  16. 16. Garssen MP, van Koningsveld R, van Doorn PA, Merkies IS, Scheltens-de Boer M, van Leusden JA, et al. Treatment of Guillain-Barre syndrome with mycophenolate mofetil: a pilot study. J Neurol Neurosurg Psychiatry. 2007;78(9):1012–3. pmid:17702789
  17. 17. van der Meche FG, Schmitz PI. A randomized trial comparing intravenous immune globulin and plasma exchange in Guillain-Barre syndrome. Dutch Guillain-Barre Study Group.
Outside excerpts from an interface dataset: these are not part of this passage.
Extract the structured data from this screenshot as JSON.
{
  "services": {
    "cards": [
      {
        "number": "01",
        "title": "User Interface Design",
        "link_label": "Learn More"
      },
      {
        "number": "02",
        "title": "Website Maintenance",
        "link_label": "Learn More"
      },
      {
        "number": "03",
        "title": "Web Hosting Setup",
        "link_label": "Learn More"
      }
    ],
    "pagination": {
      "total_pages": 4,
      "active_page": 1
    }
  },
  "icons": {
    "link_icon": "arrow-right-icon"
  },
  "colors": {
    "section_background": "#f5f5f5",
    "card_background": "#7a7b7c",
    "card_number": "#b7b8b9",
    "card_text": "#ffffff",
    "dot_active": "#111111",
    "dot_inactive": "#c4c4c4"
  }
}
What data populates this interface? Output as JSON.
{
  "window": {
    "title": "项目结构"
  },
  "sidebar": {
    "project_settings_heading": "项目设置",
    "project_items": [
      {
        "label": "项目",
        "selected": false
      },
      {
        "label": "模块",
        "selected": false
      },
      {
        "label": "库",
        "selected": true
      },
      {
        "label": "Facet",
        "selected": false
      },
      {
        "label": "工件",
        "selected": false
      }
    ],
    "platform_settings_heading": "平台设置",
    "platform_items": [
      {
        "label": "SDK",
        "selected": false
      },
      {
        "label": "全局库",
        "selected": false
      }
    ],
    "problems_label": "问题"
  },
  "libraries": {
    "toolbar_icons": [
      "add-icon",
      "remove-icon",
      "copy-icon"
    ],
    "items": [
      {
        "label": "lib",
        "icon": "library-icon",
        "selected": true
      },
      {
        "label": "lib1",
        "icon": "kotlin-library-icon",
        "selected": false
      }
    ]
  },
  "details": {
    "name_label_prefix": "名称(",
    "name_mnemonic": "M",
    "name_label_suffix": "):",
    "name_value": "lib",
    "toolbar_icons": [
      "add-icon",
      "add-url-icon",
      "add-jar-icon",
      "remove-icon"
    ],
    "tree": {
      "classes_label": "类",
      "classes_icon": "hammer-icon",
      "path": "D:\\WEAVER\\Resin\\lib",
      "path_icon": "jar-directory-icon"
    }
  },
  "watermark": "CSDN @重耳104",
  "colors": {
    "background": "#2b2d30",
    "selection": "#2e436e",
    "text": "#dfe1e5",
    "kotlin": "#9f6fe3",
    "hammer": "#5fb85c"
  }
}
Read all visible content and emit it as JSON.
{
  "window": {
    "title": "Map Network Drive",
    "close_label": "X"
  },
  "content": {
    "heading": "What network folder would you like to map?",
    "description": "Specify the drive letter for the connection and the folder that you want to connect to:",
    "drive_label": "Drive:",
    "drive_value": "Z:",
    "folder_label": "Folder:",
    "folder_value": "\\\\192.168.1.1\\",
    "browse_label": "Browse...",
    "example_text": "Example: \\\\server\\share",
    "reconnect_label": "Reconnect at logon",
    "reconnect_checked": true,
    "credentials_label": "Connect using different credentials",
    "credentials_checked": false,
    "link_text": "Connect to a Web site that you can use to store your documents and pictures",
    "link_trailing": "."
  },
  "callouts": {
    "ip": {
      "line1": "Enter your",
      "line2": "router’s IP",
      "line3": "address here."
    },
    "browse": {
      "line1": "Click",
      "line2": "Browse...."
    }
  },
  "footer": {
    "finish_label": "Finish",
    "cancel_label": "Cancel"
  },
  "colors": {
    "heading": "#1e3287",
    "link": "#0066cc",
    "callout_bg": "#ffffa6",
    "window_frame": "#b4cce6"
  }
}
N Engl J Med. 1992;326(17):1123–9. pmid:1552913
  18. 18. van Koningsveld R, Schmitz PI, Meche FG, Visser LH, Meulstee J, van Doorn PA, et al. Effect of methylprednisolone when added to standard treatment with intravenous immunoglobulin for Guillain-Barre syndrome: randomised trial. Lancet. 2004;363(9404):192–6. pmid:14738791
  19. 19. van Koningsveld R, Steyerberg EW, Hughes RA, Swan AV, van Doorn PA, Jacobs BC. A clinical prognostic scoring system for Guillain-Barre syndrome. Lancet Neurol. 2007;6(7):589–94. pmid:17537676
  20. 20. Walgaard C, Lingsma HF, Ruts L, van Doorn PA, Steyerberg EW, Jacobs BC. Early recognition of poor prognosis in Guillain-Barre syndrome. Neurology. 2011;76(11):968–75. pmid:21403108
  21. 21. Robinson LD, Jewell NP. Some Surprising Results about Covariate Adjustment in Logistic Regression Models. International Statistical Review / Revue Internationale de Statistique. 1991;59(2):227–40.
  22. 22. Hauck WW, Neuhaus JM, Kalbfleisch JD, Anderson S. A consequence of omitted covariates when estimating odds ratios. J Clin Epidemiol. 1991;44(1):77–81. pmid:1986061
  23. 23. Bland JM, Altman DG. Regression towards the mean. BMJ. 1994;308(6942):1499. pmid:8019287
  24. 24. Bland JM, Altman DG. Some examples of regression towards the mean. BMJ. 1994;309(6957):780. pmid:7950567
  25. 25. Vickers AJ, Altman DG. Statistics notes: Analysing controlled trials with baseline and follow up measurements. BMJ. 2001;323(7321):1123–4. pmid:11701584
  26. 26. Assmann SF, Pocock SJ, Enos LE, Kasten LE. Subgroup analysis and other (mis)uses of baseline data in clinical trials. Lancet. 2000;355(9209):1064–9. pmid:10744093
  27. 27. Pocock SJ, Assmann SE, Enos LE, Kasten LE. Subgroup analysis, covariate adjustment and baseline comparisons in clinical trial reporting: current practice and problems. Stat Med. 2002;21(19):2917–30. pmid:12325108
  28. 28. Senn S. A random effects model for ordinal responses from a crossover trial. Stat Med. 1993;12(22):2147–51. pmid:8310185